## WORK ITEM
An exact copy of every record below is needed, with the pictures left out.

## RECORDS
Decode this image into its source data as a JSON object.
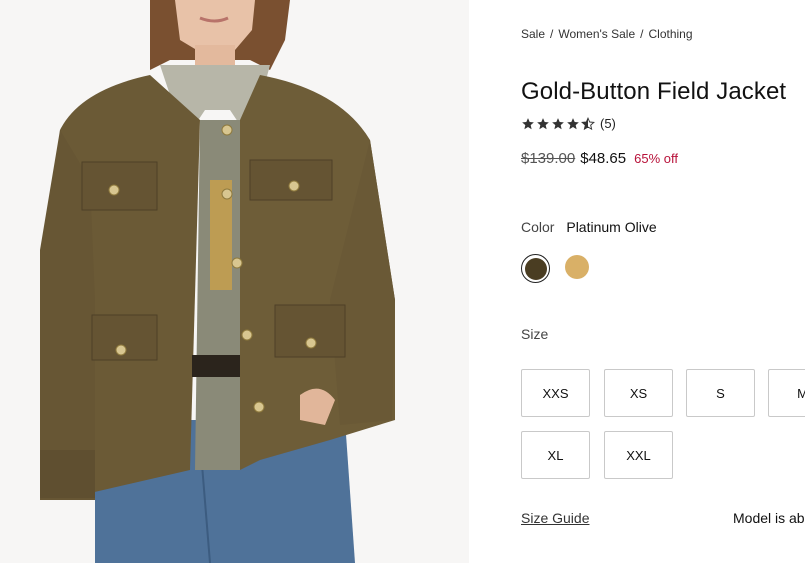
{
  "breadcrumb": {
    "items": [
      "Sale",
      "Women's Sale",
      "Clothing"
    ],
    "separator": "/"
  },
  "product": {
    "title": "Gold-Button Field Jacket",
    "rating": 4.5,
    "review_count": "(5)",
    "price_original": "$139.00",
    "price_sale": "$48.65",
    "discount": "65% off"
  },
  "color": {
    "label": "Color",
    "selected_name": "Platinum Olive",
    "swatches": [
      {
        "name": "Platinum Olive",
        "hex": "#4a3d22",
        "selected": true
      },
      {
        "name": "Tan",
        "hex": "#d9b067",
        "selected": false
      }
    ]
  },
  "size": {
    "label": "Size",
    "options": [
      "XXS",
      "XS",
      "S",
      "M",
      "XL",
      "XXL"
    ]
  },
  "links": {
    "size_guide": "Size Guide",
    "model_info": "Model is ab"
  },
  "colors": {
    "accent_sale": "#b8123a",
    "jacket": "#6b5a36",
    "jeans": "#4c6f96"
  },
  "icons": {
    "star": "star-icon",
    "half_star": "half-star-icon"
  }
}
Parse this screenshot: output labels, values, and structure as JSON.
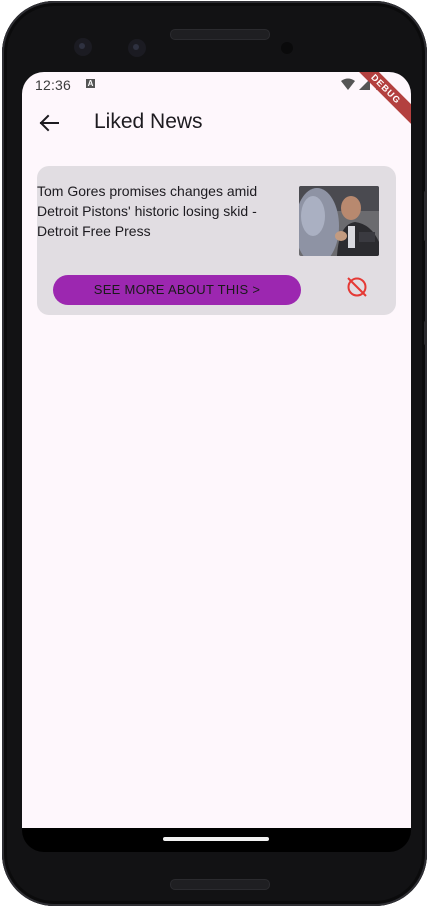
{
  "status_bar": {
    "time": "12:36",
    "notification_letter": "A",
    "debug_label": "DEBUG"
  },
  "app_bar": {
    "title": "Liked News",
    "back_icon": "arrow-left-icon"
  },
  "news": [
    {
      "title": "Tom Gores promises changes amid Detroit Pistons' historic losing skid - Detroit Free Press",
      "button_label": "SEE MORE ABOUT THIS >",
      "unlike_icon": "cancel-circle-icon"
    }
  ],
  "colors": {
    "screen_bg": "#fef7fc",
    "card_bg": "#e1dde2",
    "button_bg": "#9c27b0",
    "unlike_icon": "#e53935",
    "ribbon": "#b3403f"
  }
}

## TASK SOLUTION
Decode this image into its source data as a JSON object.
{
  "breadcrumb": {
    "items": [
      "Sale",
      "Women's Sale",
      "Clothing"
    ],
    "separator": "/"
  },
  "product": {
    "title": "Gold-Button Field Jacket",
    "rating": 4.5,
    "review_count": "(5)",
    "price_original": "$139.00",
    "price_sale": "$48.65",
    "discount": "65% off"
  },
  "color": {
    "label": "Color",
    "selected_name": "Platinum Olive",
    "swatches": [
      {
        "name": "Platinum Olive",
        "hex": "#4a3d22",
        "selected": true
      },
      {
        "name": "Tan",
        "hex": "#d9b067",
        "selected": false
      }
    ]
  },
  "size": {
    "label": "Size",
    "options": [
      "XXS",
      "XS",
      "S",
      "M",
      "XL",
      "XXL"
    ]
  },
  "links": {
    "size_guide": "Size Guide",
    "model_info": "Model is ab"
  },
  "colors": {
    "accent_sale": "#b8123a",
    "jacket": "#6b5a36",
    "jeans": "#4c6f96"
  },
  "icons": {
    "star": "star-icon",
    "half_star": "half-star-icon"
  }
}
Parse this screenshot: output labels, values, and structure as JSON.
{
  "status_bar": {
    "time": "12:36",
    "notification_letter": "A",
    "debug_label": "DEBUG"
  },
  "app_bar": {
    "title": "Liked News",
    "back_icon": "arrow-left-icon"
  },
  "news": [
    {
      "title": "Tom Gores promises changes amid Detroit Pistons' historic losing skid - Detroit Free Press",
      "button_label": "SEE MORE ABOUT THIS >",
      "unlike_icon": "cancel-circle-icon"
    }
  ],
  "colors": {
    "screen_bg": "#fef7fc",
    "card_bg": "#e1dde2",
    "button_bg": "#9c27b0",
    "unlike_icon": "#e53935",
    "ribbon": "#b3403f"
  }
}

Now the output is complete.